Machine Learning at the Clinical Bedside—The Ghost in the Machine

Author Affiliations
  • 1Division of Emergency Medicine, Children’s Hospital of Philadelphia, Philadelphia, Pennsylvania
  • 2Department of Pediatrics, University of Pennsylvania Perelman School of Medicine, Philadelphia
  • 3Division of Emergency Medicine, Children’s National Medical Center, Washington, DC
  • 4Department of Pediatrics, George Washington University School of Medicine, Washington, DC
  • 5Division of Emergency Medicine, Children’s Hospital Colorado, Denver
  • 6Department of Pediatrics, University of Colorado School of Medicine, Denver
JAMA Pediatr. 2019;173(7):622-624. doi:10.1001/jamapediatrics.2019.1075

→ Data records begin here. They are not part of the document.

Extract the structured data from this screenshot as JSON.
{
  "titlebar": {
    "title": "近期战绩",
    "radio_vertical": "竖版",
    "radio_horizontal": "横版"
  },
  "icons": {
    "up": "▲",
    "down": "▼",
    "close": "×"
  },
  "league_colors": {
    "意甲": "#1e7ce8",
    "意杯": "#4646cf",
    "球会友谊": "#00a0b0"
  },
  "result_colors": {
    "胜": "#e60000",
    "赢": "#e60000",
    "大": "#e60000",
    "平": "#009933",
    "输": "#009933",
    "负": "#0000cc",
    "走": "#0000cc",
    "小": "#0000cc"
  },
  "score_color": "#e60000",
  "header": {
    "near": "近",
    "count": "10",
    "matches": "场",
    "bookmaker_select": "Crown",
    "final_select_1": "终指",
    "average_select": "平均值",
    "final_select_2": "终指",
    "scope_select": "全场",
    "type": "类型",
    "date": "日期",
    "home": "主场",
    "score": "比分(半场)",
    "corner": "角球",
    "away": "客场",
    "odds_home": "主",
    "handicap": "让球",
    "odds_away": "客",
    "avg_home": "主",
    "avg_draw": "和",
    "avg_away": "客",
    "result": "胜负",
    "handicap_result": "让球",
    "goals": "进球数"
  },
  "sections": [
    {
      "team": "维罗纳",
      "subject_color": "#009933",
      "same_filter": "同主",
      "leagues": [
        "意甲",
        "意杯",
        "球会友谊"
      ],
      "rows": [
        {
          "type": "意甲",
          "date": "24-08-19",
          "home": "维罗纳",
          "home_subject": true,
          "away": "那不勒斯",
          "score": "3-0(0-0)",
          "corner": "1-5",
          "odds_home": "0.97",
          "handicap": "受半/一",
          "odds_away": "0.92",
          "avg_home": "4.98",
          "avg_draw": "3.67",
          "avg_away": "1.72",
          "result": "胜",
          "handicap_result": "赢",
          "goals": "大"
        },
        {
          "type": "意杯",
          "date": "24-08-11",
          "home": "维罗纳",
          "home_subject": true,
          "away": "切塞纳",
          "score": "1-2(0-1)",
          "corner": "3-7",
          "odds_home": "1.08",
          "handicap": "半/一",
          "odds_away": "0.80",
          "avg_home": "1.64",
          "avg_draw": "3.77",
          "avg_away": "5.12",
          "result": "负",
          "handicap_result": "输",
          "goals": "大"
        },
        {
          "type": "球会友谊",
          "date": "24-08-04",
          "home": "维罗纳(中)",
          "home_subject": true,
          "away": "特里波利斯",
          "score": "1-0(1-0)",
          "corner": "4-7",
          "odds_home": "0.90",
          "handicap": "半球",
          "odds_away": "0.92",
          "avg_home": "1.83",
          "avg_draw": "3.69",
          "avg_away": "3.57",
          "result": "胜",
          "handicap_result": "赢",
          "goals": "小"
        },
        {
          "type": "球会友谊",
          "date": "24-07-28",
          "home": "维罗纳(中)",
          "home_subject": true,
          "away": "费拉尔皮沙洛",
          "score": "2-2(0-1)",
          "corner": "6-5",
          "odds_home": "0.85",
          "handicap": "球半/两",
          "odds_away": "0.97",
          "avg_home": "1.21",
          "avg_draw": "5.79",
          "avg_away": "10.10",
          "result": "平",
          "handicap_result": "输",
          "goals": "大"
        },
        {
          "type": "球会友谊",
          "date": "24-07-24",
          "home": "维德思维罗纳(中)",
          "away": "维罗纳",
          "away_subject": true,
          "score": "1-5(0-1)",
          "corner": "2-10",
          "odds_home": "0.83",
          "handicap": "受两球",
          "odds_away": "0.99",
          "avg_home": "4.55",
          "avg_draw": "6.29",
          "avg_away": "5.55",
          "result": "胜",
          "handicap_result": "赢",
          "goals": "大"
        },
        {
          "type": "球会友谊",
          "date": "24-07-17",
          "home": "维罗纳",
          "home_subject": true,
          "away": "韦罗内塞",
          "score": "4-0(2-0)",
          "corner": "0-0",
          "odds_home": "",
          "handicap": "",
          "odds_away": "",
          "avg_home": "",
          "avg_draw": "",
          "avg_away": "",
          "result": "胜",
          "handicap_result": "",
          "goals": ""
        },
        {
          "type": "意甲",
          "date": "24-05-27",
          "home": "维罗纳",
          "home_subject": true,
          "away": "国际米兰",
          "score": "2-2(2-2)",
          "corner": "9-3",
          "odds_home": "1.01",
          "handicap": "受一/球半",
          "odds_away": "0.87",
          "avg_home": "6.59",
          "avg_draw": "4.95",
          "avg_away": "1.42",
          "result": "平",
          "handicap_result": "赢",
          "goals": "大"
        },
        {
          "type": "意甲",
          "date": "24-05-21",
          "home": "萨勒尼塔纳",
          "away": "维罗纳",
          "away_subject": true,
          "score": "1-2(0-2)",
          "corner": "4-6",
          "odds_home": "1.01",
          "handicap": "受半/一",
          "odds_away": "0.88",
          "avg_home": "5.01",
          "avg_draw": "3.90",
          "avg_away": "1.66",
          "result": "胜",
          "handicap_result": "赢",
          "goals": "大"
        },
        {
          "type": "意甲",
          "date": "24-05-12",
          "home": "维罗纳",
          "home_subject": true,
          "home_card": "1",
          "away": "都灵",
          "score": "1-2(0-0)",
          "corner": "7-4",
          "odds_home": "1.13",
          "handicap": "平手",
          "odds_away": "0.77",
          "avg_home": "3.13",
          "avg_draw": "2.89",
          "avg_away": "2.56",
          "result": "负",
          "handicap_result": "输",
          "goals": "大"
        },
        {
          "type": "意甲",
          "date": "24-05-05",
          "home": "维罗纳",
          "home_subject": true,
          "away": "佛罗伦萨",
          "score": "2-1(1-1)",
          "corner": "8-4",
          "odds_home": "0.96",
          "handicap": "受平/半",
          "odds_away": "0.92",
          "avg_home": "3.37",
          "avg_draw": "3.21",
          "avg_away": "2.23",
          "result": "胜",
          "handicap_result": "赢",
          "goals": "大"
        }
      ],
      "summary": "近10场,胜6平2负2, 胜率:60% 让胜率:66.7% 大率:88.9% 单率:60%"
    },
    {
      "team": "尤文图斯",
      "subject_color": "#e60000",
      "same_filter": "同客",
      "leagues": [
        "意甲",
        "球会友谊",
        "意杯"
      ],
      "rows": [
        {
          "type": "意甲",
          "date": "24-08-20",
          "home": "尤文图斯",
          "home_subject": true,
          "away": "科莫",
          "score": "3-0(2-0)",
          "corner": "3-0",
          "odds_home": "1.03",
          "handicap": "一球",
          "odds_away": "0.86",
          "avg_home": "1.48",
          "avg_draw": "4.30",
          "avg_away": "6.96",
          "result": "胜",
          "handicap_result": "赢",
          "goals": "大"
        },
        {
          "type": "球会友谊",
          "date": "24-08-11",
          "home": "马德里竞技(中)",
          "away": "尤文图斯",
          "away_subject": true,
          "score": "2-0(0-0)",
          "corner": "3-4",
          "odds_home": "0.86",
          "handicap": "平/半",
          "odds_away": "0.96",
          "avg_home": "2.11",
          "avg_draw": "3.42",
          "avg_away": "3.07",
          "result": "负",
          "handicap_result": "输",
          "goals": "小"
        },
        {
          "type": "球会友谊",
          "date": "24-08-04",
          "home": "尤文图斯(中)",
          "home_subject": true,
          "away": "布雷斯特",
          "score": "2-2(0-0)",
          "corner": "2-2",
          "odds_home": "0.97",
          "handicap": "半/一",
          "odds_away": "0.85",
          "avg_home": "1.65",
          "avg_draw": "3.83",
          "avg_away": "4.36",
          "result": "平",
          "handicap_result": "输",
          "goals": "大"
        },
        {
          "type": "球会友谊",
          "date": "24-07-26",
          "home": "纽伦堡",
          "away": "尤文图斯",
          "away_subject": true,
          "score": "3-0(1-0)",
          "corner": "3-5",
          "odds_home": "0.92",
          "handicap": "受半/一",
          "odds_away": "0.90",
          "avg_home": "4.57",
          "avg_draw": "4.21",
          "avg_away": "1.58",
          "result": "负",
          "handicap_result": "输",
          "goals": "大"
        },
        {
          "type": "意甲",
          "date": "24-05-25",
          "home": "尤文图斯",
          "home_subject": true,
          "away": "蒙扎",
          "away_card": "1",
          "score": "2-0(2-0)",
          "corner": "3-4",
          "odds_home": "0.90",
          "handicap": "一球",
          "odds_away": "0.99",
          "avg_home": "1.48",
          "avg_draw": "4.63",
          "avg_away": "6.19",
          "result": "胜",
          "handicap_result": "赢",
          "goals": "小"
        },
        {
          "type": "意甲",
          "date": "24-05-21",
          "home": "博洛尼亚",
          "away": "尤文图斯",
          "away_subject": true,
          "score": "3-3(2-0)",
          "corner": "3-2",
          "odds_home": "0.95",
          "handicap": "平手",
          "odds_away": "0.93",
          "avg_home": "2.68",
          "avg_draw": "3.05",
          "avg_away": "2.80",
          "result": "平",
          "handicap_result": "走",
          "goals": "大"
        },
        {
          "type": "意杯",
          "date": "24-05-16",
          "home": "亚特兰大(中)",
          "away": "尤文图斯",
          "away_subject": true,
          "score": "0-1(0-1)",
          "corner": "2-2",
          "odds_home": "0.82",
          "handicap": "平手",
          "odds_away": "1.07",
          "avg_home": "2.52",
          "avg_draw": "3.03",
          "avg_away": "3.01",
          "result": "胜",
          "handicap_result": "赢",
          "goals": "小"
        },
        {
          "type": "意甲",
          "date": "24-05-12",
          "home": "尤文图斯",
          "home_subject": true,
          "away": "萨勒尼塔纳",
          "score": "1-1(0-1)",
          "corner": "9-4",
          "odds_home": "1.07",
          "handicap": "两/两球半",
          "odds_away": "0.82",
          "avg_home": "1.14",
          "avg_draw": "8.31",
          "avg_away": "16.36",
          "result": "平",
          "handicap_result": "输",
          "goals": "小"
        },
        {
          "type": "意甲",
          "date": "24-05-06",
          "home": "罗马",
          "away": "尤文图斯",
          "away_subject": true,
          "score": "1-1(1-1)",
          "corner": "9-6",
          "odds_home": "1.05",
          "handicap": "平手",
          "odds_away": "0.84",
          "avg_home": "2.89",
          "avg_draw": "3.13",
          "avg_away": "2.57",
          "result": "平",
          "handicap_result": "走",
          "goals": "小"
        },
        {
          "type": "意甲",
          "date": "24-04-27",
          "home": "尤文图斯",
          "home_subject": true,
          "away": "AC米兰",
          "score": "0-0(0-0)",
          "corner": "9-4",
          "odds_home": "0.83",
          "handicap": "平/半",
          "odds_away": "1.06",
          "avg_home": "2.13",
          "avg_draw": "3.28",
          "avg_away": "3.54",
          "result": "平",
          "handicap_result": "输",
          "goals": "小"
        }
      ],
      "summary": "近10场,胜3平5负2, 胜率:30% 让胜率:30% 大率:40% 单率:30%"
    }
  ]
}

In this issue of JAMA Pediatrics, Bertsimas et al1 describe a novel machine-learning approach to derive a revised version of the head injury prediction rule developed by the Pediatric Emergency Care Applied Research Network (PECARN). The PECARN rule was derived and validated using a prospectively collected data set of more than 42 000 patients to classify which children with head injury are at very low risk of clinically significant intracranial abnormalities.2 The ultimate goal of such a decision rule is to reduce unnecessary computed tomographic imaging and associated radiation. Bertsimas et al1 analyzed a public use data set from the PECARN study using a technique called optimal classification trees. The revised rule has improved specificity and predictive value, identifying 33% more children younger than 2 years, and 14% more children 2 years or older as having a very low risk for intracranial injury compared with the PECARN rule, without missing any additional cases of intracranial injury. Although this is good use of the public use data sets now required for federally funded research, interpreting machine-learning techniques may be challenging for clinicians to understand and apply as the techniques become increasingly complex. Although we live in an era of precision medicine, with the ability to tailor personalized recommendations, it is also an era emphasizing shared decision-making between clinicians and patients. It may be difficult for clinicians to counsel patients about the implications of a rule that is perceived as a black box or ghost in the machine, which may provide recommendations for unclear reasons.